By HANNAH NEUMANN
In February, one supermarket in Brussels was giving away a free beer of the brand “Mort Subite” (“Sudden Death”) if you bought two “Corona” beers.
This prompted quite a laugh in the hemicycle when we heard about it.
Many of us were saying “It’s just another flu”, washing our hands and following the situation in China with curiosity.
Well, it is more than just a flu and the#FlattenTheCurve graph was very influential in explaining that we, the healthy ones, bear great responsibility.
Things took a different turn quickly. The coronavirus spread in Italy and all of a sudden, the European Parliament was in the middle of things.
How would our Italian colleagues participate in the plenary session? What would happen if they mixed with colleagues from other member states without corona outbreaks? What about our staff travelling in crowded trains from Strasbourg to Brussels?
Everything which has become normal life, the European way of life, now posed a high risk. And the situation changed by the day.
On 5 March, the regular session in Strasbourg was confirmed. In the evening, it was switched to Brussels. On 9 March, a one-day plenary with no votes was announced, everything else cancelled.
This also meant the end for one of my key projects this month – a resolution on the upcoming EU mission Irene enforcing the arms embargo on Libya. But the crisis had become bigger than our own agendas.
Full of plans for the next weeks – events, reports, travels, releases – we were stuck with handling cancellation emails, watering plants, taking home what we might need, calling IT to make sure we all could work from home, or leaving a voicemail that we may not be able to pick up the office phone for an unknown period of time.
In less than a week, the parliament went from full speed ahead with thousands of people on board down to everyone being forced to work from home. It felt as if someone had pulled the plug.
Last Wednesday (10 March), we said our goodbyes, not knowing when we would see each other again.
I knew we should keep a metre of distance, but sometimes I accidentally hugged someone. It is surprisingly hard to evade close contact in times of emotional distress.
The parliament was in lockdown and so was Brussels and all of Belgium. But when I arrived in Berlin that same day, things seemed to be nearly normal: a bit less traffic at the airport, but regular meetings in the Bundestag, people in pubs, and soccer matches still scheduled with the regular crowd.
I had just hopped from one European city to another and it was a different world.
That changed on Friday. Schools and childcare facilities are closed in Germany now, as well.
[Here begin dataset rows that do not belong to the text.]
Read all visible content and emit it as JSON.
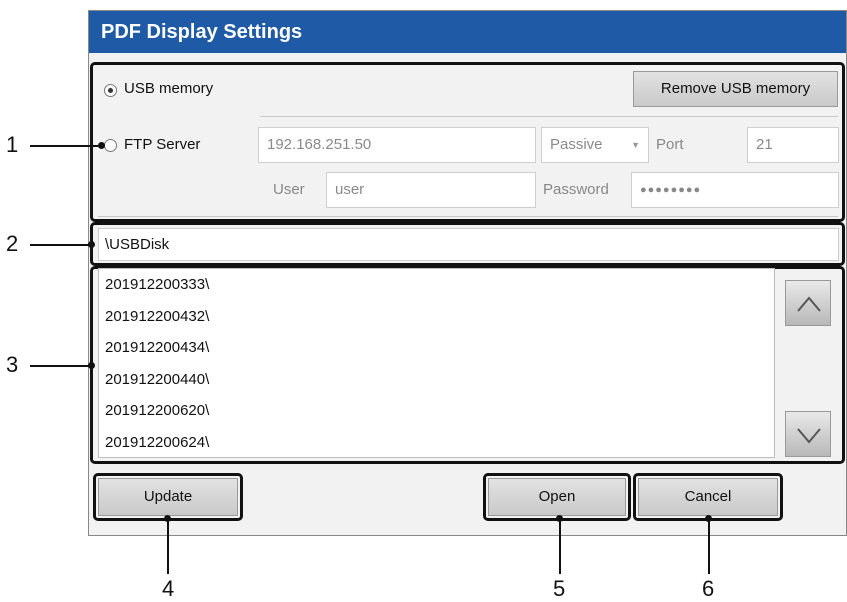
{
  "dialog": {
    "title": "PDF Display Settings"
  },
  "usb": {
    "label": "USB memory",
    "selected": true,
    "remove_button": "Remove USB memory"
  },
  "ftp": {
    "label": "FTP Server",
    "selected": false,
    "ip": "192.168.251.50",
    "mode": "Passive",
    "port_label": "Port",
    "port": "21",
    "user_label": "User",
    "user": "user",
    "password_label": "Password",
    "password": "●●●●●●●●"
  },
  "path": "\\USBDisk",
  "files": [
    "201912200333\\",
    "201912200432\\",
    "201912200434\\",
    "201912200440\\",
    "201912200620\\",
    "201912200624\\"
  ],
  "buttons": {
    "update": "Update",
    "open": "Open",
    "cancel": "Cancel"
  },
  "callouts": [
    "1",
    "2",
    "3",
    "4",
    "5",
    "6"
  ],
  "colors": {
    "titlebar": "#1f5aa6",
    "callout": "#111111"
  }
}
People are “hamstering” (yes, there really is a German term for buying everything at the supermarket and stocking it at home), but I also see notes of solidarity popping up: “I am a moderator, so I have no work, can look after kids of those working in healthcare”. Or: “We are young and healthy, if you need someone to do groceries for you, please leave a note in our letter box.” This is heartwarming.
Yesterday, I left for a “coastal-quarantine” with my family. My in-laws live in the countryside with a huge garden. The kids will like it much better there than staying in town. And I even have an office nearby.
We now have phone conferences every morning to coordinate our work, and sometimes just to talk. We continue working on our parliamentary reports and try to bring most activities to social media.
I share some of my quarantine experiences on Instagram and will move towards digital Q&A sessions to replace the in-person meetings that I miss a lot.
All parliamentary activities for next week have been cancelled. Following this, some committee meetings will happen remotely.
There has been no solution for a remote vote in plenary, as of now. But our work needs to continue.
Support packages and relief funding need to be voted in parliament. We are fighting hard to make sure that democratic decision-making continues. Most likely, I will travel to Brussels again, in early April. Things are developing by the day. I’d better get used to it.
A lot of my time went into organising this new life in recent days. But I also closely follow the situation elsewhere.
I have friends in Iran, where the virus is spreading, and the healthcare system is weak. The war in Syria does not stop because of corona, nor do the crises in Libya and elsewhere.
If anything, the virus makes the situation worse. I have colleagues reporting from the refugee camps in Greece, where all the precautionary measures we are taking here are impossible to follow and people already have a very weak immune system.
And I see leaders of some countries ignoring scientific advice and bragging about their capacity to withstand a pandemic.
Much of our fate in the coming weeks will depend on our ability to listen to those who really know how to deal with pandemics and on our capacity as one world to act in solidarity.
We can all follow the precautionary measures to protect the weak.
We can all do a little something to help those working in healthcare or other critical jobs do their work.
We can all show solidarity with those who live in countries that have been hit hardest.
This is the one thing that this virus is teaching us: We are all connected in this world and isolation only works to a certain extent. We need to prove our solidarity with those who are the weakest, to save those who are closest to us.
Hannah Neumann is a German Green MEP who chairs a parliament delegation on relations with the Arab peninsula